Elderly ladies in Regency days often kept a lap dog on whom to blame any audible or malodorous evidence of flatulence. No respectable lady would admit responsibility for such effects, and so the poor little doggies got a bad name.
I, on the other hand, was so overjoyed at the first signs that my re-joined colon was beginning to work last Saturday, 30 hours after surgery on Friday morning, that my txt msg flew around the world to close friends and family, announcing proudly: JUST FARTED! A message that may have offended those not in the know who happened to see it, but which elicited a great chorus of replies along the lines of “Great!” “Fantastic!” and “Wow!”
The Big Brother in charge of monitoring my e-mails and texts may be wondering if this is code for some kind of terrorist activity, but I can bring an entire medical team forward in my defence to explain that this fart – the first for two years – was indeed a cause for rejoicing.
And so I have joined the Noble Company of Dysons – ostomates who have undergone a successful reversal of their colostomy and are now bagless. At present, I still have 34 little metal staples holding my tummy together, and a dressing over the stoma site, which is not stitched but healing up very tidily from the inside out. The staples are due to be removed tomorrow, and as the surgeon made her incision exactly over the previous one I will be left with just one neat scar once it has healed completely.
Following that initial breakthrough – literally a breakthrough in this case – nothing much happened, so I took advantage of the fact that the hospital caterers provide such a wide variety of food to suit all ethnic groups in the region, and ordered a lentil daal on Monday evening and a vegetable chilli on Tuesday. They had the desired effect, triggering minor explosions on Wednesday, and so I was discharged on Thursday to my great delight.
Once again, I have to pay tribute to the kind, caring nurses of the NHS who looked after me, to the capable and skilful team of doctors and my very competent surgeon whom I look on as a friend after all she has done for me. I will gloss over the hiccups and mis-communications due to an unwieldy administrative system.
My Swiss granddaughter who generously appointed herself Granny-Nanny for the first few days, chauffeuring me to hospital, looking after her great-grandmother during my absence, stocking the pantry and generally running things as she would her own domestic empire, was shocked and amazed by British inefficiency encountered for the first time at close quarters. Her sister, arriving to take over, has now lived here for more than two years and grown accustomed to the English way of life and our habit of muddling through, so listened sympathetically but with a wry smile. Put Number One granddaughter in charge of the country, and she would solve all the problems that are giving Mr Cameron & Co such headaches. Alas, she had to return to Switzerland to her proper management job, so didn’t have time to put the UK in order. My mother wasn’t sure what had fired such indignation but gathered it had nothing to do with her, and simply enjoyed being able to stay at home with loving great-granddaughters to look after her. She, more than anyone else, was truly happy to see me home again, bouncing off the walls and in no pain or discomfort. I will say it yet again: I am very blessed to have my lovely family who are so ready to drop everything and leap into the breach.

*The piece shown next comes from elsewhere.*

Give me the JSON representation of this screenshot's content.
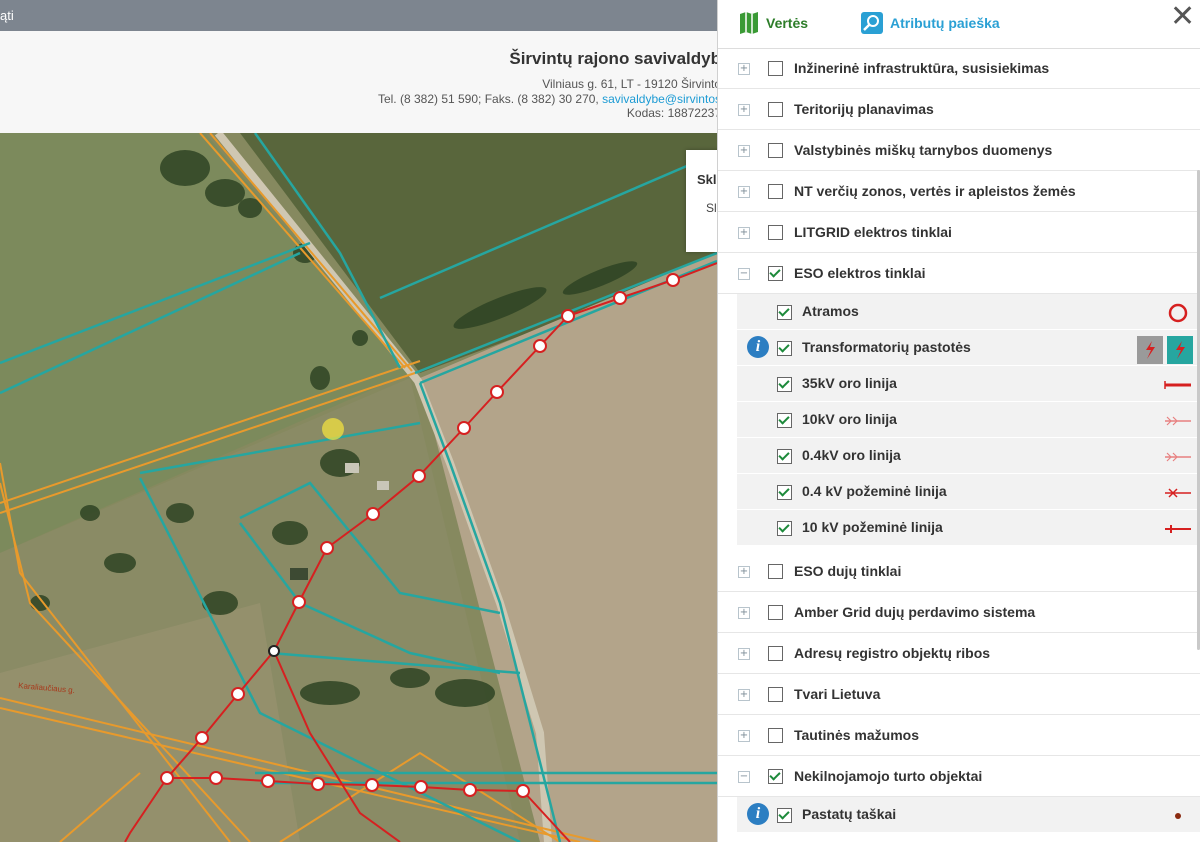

Most of all, though, I thank God for bringing me through this with peace of mind and equanimity. I am also very grateful to all those who upheld and supported me in prayer and with loving thoughts. It has been a very interesting and enriching experience.